Only a few crumbs were left on the counter at the Boulangerie du Rail delicatessen in Douala after looters swept the shelves of cake, croissants and champagne. But anger with Paul Biya, Cameroon’s president, is still boiling after the worst unrest in 16 years failed to thwart plans to change the constitution to prolong his quarter-century rule.
By Matthew Green in Douala, Cameroon
“People are hungry, they have nothing to eat,” said Felix Djoyo, the manager, who had locked himself behind a metal door while shanty dwellers ransacked his bottles of Bordeaux.
The crisis in Cameroon might have generated few headlines abroad, but the violence shows how soaring oil and food prices on global markets are threatening the patronage systems propping up some of Africa’s longest-serving leaders.

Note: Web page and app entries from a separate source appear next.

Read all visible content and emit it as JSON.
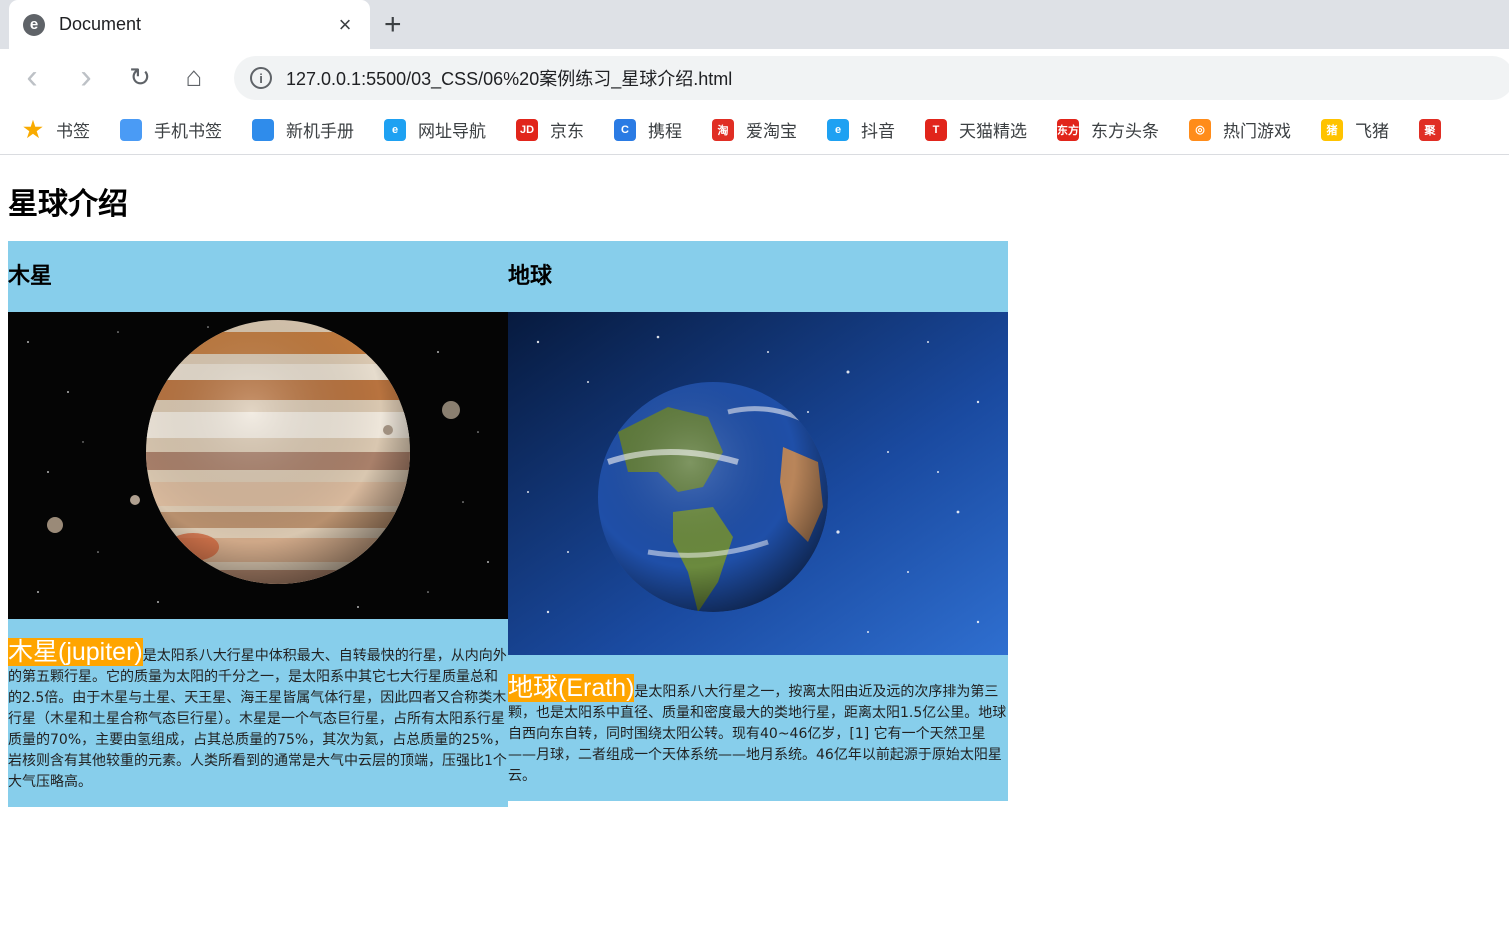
{
  "browser": {
    "tab_title": "Document",
    "favicon_letter": "e",
    "close_glyph": "×",
    "newtab_glyph": "+",
    "url": "127.0.0.1:5500/03_CSS/06%20案例练习_星球介绍.html",
    "info_glyph": "i",
    "back_glyph": "‹",
    "forward_glyph": "›",
    "reload_glyph": "↻",
    "home_glyph": "⌂"
  },
  "bookmarks": [
    {
      "label": "书签",
      "icon": "star-icon",
      "color": "#f9ab00",
      "glyph": "★"
    },
    {
      "label": "手机书签",
      "icon": "phone-icon",
      "color": "#4a9bf5",
      "glyph": ""
    },
    {
      "label": "新机手册",
      "icon": "book-icon",
      "color": "#2f8ceb",
      "glyph": ""
    },
    {
      "label": "网址导航",
      "icon": "browser-icon",
      "color": "#1ea1f2",
      "glyph": "e"
    },
    {
      "label": "京东",
      "icon": "jd-icon",
      "color": "#e1251b",
      "glyph": "JD"
    },
    {
      "label": "携程",
      "icon": "ctrip-icon",
      "color": "#2a7be4",
      "glyph": "C"
    },
    {
      "label": "爱淘宝",
      "icon": "taobao-icon",
      "color": "#e02e24",
      "glyph": "淘"
    },
    {
      "label": "抖音",
      "icon": "douyin-icon",
      "color": "#1ea1f2",
      "glyph": "e"
    },
    {
      "label": "天猫精选",
      "icon": "tmall-icon",
      "color": "#e1251b",
      "glyph": "T"
    },
    {
      "label": "东方头条",
      "icon": "toutiao-icon",
      "color": "#e1251b",
      "glyph": "东方"
    },
    {
      "label": "热门游戏",
      "icon": "game-icon",
      "color": "#ff8c1a",
      "glyph": "◎"
    },
    {
      "label": "飞猪",
      "icon": "fliggy-icon",
      "color": "#ffc300",
      "glyph": "猪"
    },
    {
      "label": "",
      "icon": "ju-icon",
      "color": "#e02e24",
      "glyph": "聚"
    }
  ],
  "page": {
    "title": "星球介绍",
    "cards": [
      {
        "heading": "木星",
        "highlight": "木星(jupiter)",
        "text": "是太阳系八大行星中体积最大、自转最快的行星，从内向外的第五颗行星。它的质量为太阳的千分之一，是太阳系中其它七大行星质量总和的2.5倍。由于木星与土星、天王星、海王星皆属气体行星，因此四者又合称类木行星（木星和土星合称气态巨行星）。木星是一个气态巨行星，占所有太阳系行星质量的70%，主要由氢组成，占其总质量的75%，其次为氦，占总质量的25%，岩核则含有其他较重的元素。人类所看到的通常是大气中云层的顶端，压强比1个大气压略高。"
      },
      {
        "heading": "地球",
        "highlight": "地球(Erath)",
        "text": "是太阳系八大行星之一，按离太阳由近及远的次序排为第三颗，也是太阳系中直径、质量和密度最大的类地行星，距离太阳1.5亿公里。地球自西向东自转，同时围绕太阳公转。现有40~46亿岁，[1] 它有一个天然卫星——月球，二者组成一个天体系统——地月系统。46亿年以前起源于原始太阳星云。"
      }
    ]
  },
  "colors": {
    "card_bg": "#87ceeb",
    "highlight_bg": "#ffa500",
    "highlight_text": "#ffffff"
  }
}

Protests linked to surging inflation have broken out in Guinea and Burkina Faso in recent months, where presidents have ruled for more than two decades. Niger, Ghana and Senegal have also seen demonstrations.
In Cameroon, a government increase in petrol prices last month triggered a taxi drivers’ strike that quickly developed into a week-long outpouring of rage at the prospect of Mr Biya extending his stay in office beyond elections in 2011. The convulsion revived memories of months of protests in the early 1990s when the opposition came close to toppling Mr Biya, before splintering.
While Cameroon is perhaps best known abroad for the exploits of its Indomitable Lions football team, last week’s unrest will resonate in Beijing, the Pentagon and the Texas headquarters of ExxonMobil.
Tucked between oil-producing Nigeria, Gabon and Equatorial Guinea, the country of 18m has acquired a new strategic value in recent years as the global race for energy security has reached west Africa. Both China and the US are seeking closer ties.
ExxonMobil opened a pipeline through Cameroon in 2003 – as part of a project with Chevron and Petronas of Malaysia – that exports about 170,000 barrels a day of oil from southern Chad. Costing about $4bn (€3bn, £2bn), the scheme is among the biggest investments in sub-Saharan Africa.
As discord flared and expatriates trapped in a hotel in the coastal resort of Limbe wondered who might rescue them, the grey hull of the USS Fort McHenry floated offshore. The navy transport vessel visited Cameroon as part of a plan to train west African forces to boost security in the Gulf of Guinea. The region is expected to supply a quarter of US oil imports within a decade.
Angry young men
The question now is whether unrest will erupt again despite Mr Biya ordering one of the biggest military deployments for a generation. At least 20 people were reported to have been killed during the rioting, although on Monday Cameroon was calm.
Much of the anger comes from a younger generation who see few career options beyond driving motorcycle taxis, known as “Bendskins” after a dance approximating the hip-swaying motion of swerving round potholes.
“If you see people throwing stones, it means if they had guns, they would have been shooting,” said Frederick, an economics graduate who survives by driving a Bendskin.
The government has agreed to a small reduction in fuel prices to placate protesters, saying it cannot afford the kinds of subsidies needed to shield the economy from global market forces. But many residents blame Mr Biya for the hardship, saying years of venal rule have skewed the economy to favour a tiny elite.
Despite some recent arrests of senior officials on corruption charges, campaigners wonder whether Mr Biya’s 60-odd ministers are too compromised to undertake reforms needed to ward off the risk of future unrest.
“It’s unprecedented, people are actually being investigated,” said Akere Muna, founder of Transparency International in Cameroon. “But it’s like asking the fish to buy the hooks.”